*Task requirements*. The response should be the records below, repeated exactly, with each picture left out.

*Given data*.
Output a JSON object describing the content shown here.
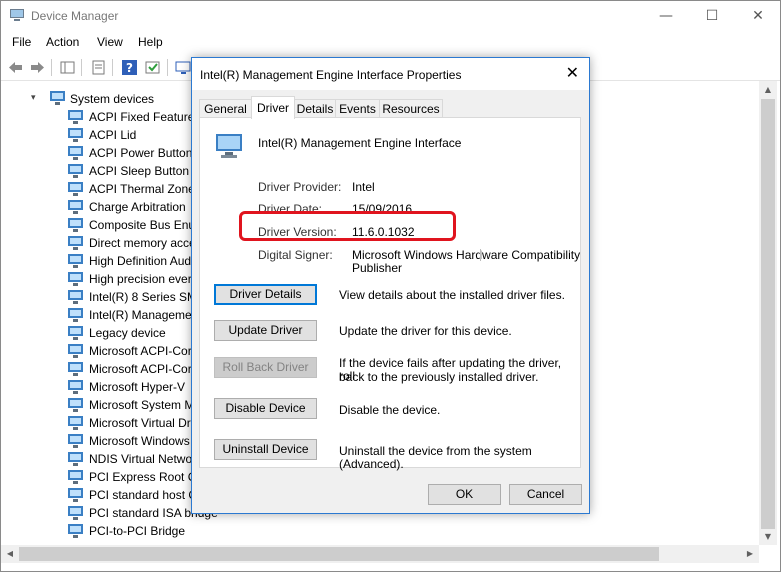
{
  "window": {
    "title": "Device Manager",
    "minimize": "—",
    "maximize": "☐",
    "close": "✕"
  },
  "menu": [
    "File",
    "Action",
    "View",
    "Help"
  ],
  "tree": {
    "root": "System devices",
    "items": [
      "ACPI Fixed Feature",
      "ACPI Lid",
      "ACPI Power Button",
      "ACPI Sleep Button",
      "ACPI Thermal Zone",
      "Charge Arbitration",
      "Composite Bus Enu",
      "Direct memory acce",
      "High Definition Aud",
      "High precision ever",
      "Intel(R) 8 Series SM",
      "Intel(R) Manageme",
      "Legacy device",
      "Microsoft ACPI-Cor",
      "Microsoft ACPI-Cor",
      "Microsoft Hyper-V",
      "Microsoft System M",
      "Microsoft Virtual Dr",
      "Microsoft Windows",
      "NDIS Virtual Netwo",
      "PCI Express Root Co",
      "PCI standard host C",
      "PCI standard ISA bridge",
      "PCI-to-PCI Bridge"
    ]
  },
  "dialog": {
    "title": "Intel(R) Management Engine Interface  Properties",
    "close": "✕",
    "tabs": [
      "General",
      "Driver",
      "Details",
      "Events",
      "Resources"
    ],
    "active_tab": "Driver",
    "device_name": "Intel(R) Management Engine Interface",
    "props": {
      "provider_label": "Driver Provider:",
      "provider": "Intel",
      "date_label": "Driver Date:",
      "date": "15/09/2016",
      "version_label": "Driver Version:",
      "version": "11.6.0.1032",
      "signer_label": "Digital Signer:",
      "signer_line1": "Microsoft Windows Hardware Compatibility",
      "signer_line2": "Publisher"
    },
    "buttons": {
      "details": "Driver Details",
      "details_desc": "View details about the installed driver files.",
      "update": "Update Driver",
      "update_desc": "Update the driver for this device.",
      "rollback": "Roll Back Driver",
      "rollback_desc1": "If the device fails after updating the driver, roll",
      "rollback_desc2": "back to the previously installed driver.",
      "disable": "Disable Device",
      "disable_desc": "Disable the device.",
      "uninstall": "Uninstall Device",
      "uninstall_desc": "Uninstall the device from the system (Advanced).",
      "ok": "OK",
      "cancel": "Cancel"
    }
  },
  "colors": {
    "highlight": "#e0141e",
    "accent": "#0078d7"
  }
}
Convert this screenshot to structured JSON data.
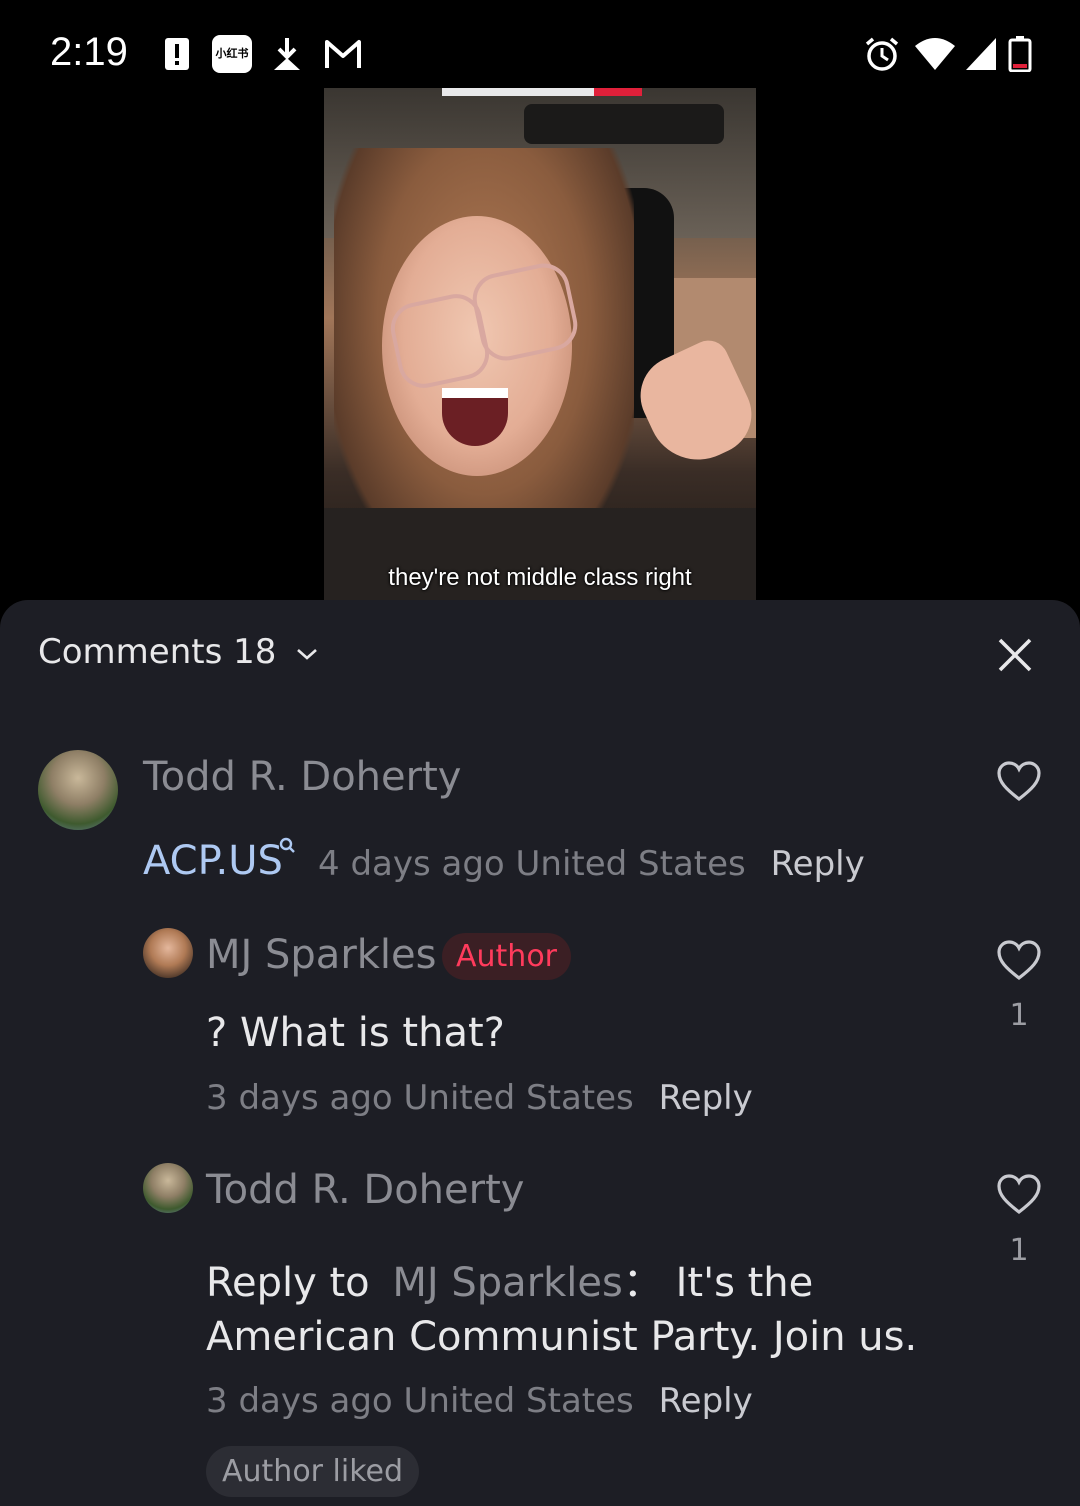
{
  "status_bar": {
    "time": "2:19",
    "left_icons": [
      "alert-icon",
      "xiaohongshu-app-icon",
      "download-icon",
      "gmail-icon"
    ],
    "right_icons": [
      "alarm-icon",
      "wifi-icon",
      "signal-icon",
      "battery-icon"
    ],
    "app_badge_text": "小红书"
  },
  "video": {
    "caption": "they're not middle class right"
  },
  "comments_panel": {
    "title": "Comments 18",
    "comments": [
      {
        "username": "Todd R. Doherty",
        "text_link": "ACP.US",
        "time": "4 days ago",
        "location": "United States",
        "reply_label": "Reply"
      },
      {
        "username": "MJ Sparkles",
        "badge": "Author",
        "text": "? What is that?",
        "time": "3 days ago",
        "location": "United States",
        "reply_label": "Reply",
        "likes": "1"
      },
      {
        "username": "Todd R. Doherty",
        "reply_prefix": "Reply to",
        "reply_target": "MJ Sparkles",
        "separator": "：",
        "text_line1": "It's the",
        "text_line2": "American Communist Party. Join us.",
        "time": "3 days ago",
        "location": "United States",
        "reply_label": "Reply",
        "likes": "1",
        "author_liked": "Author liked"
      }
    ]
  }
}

*Answer box*.
Output a JSON object describing the content shown here.
{
  "window": {
    "title": "Device Manager",
    "minimize": "—",
    "maximize": "☐",
    "close": "✕"
  },
  "menu": [
    "File",
    "Action",
    "View",
    "Help"
  ],
  "tree": {
    "root": "System devices",
    "items": [
      "ACPI Fixed Feature",
      "ACPI Lid",
      "ACPI Power Button",
      "ACPI Sleep Button",
      "ACPI Thermal Zone",
      "Charge Arbitration",
      "Composite Bus Enu",
      "Direct memory acce",
      "High Definition Aud",
      "High precision ever",
      "Intel(R) 8 Series SM",
      "Intel(R) Manageme",
      "Legacy device",
      "Microsoft ACPI-Cor",
      "Microsoft ACPI-Cor",
      "Microsoft Hyper-V",
      "Microsoft System M",
      "Microsoft Virtual Dr",
      "Microsoft Windows",
      "NDIS Virtual Netwo",
      "PCI Express Root Co",
      "PCI standard host C",
      "PCI standard ISA bridge",
      "PCI-to-PCI Bridge"
    ]
  },
  "dialog": {
    "title": "Intel(R) Management Engine Interface  Properties",
    "close": "✕",
    "tabs": [
      "General",
      "Driver",
      "Details",
      "Events",
      "Resources"
    ],
    "active_tab": "Driver",
    "device_name": "Intel(R) Management Engine Interface",
    "props": {
      "provider_label": "Driver Provider:",
      "provider": "Intel",
      "date_label": "Driver Date:",
      "date": "15/09/2016",
      "version_label": "Driver Version:",
      "version": "11.6.0.1032",
      "signer_label": "Digital Signer:",
      "signer_line1": "Microsoft Windows Hardware Compatibility",
      "signer_line2": "Publisher"
    },
    "buttons": {
      "details": "Driver Details",
      "details_desc": "View details about the installed driver files.",
      "update": "Update Driver",
      "update_desc": "Update the driver for this device.",
      "rollback": "Roll Back Driver",
      "rollback_desc1": "If the device fails after updating the driver, roll",
      "rollback_desc2": "back to the previously installed driver.",
      "disable": "Disable Device",
      "disable_desc": "Disable the device.",
      "uninstall": "Uninstall Device",
      "uninstall_desc": "Uninstall the device from the system (Advanced).",
      "ok": "OK",
      "cancel": "Cancel"
    }
  },
  "colors": {
    "highlight": "#e0141e",
    "accent": "#0078d7"
  }
}
Convert this screenshot to structured JSON data.
{
  "status_bar": {
    "time": "2:19",
    "left_icons": [
      "alert-icon",
      "xiaohongshu-app-icon",
      "download-icon",
      "gmail-icon"
    ],
    "right_icons": [
      "alarm-icon",
      "wifi-icon",
      "signal-icon",
      "battery-icon"
    ],
    "app_badge_text": "小红书"
  },
  "video": {
    "caption": "they're not middle class right"
  },
  "comments_panel": {
    "title": "Comments 18",
    "comments": [
      {
        "username": "Todd R. Doherty",
        "text_link": "ACP.US",
        "time": "4 days ago",
        "location": "United States",
        "reply_label": "Reply"
      },
      {
        "username": "MJ Sparkles",
        "badge": "Author",
        "text": "? What is that?",
        "time": "3 days ago",
        "location": "United States",
        "reply_label": "Reply",
        "likes": "1"
      },
      {
        "username": "Todd R. Doherty",
        "reply_prefix": "Reply to",
        "reply_target": "MJ Sparkles",
        "separator": "：",
        "text_line1": "It's the",
        "text_line2": "American Communist Party. Join us.",
        "time": "3 days ago",
        "location": "United States",
        "reply_label": "Reply",
        "likes": "1",
        "author_liked": "Author liked"
      }
    ]
  }
}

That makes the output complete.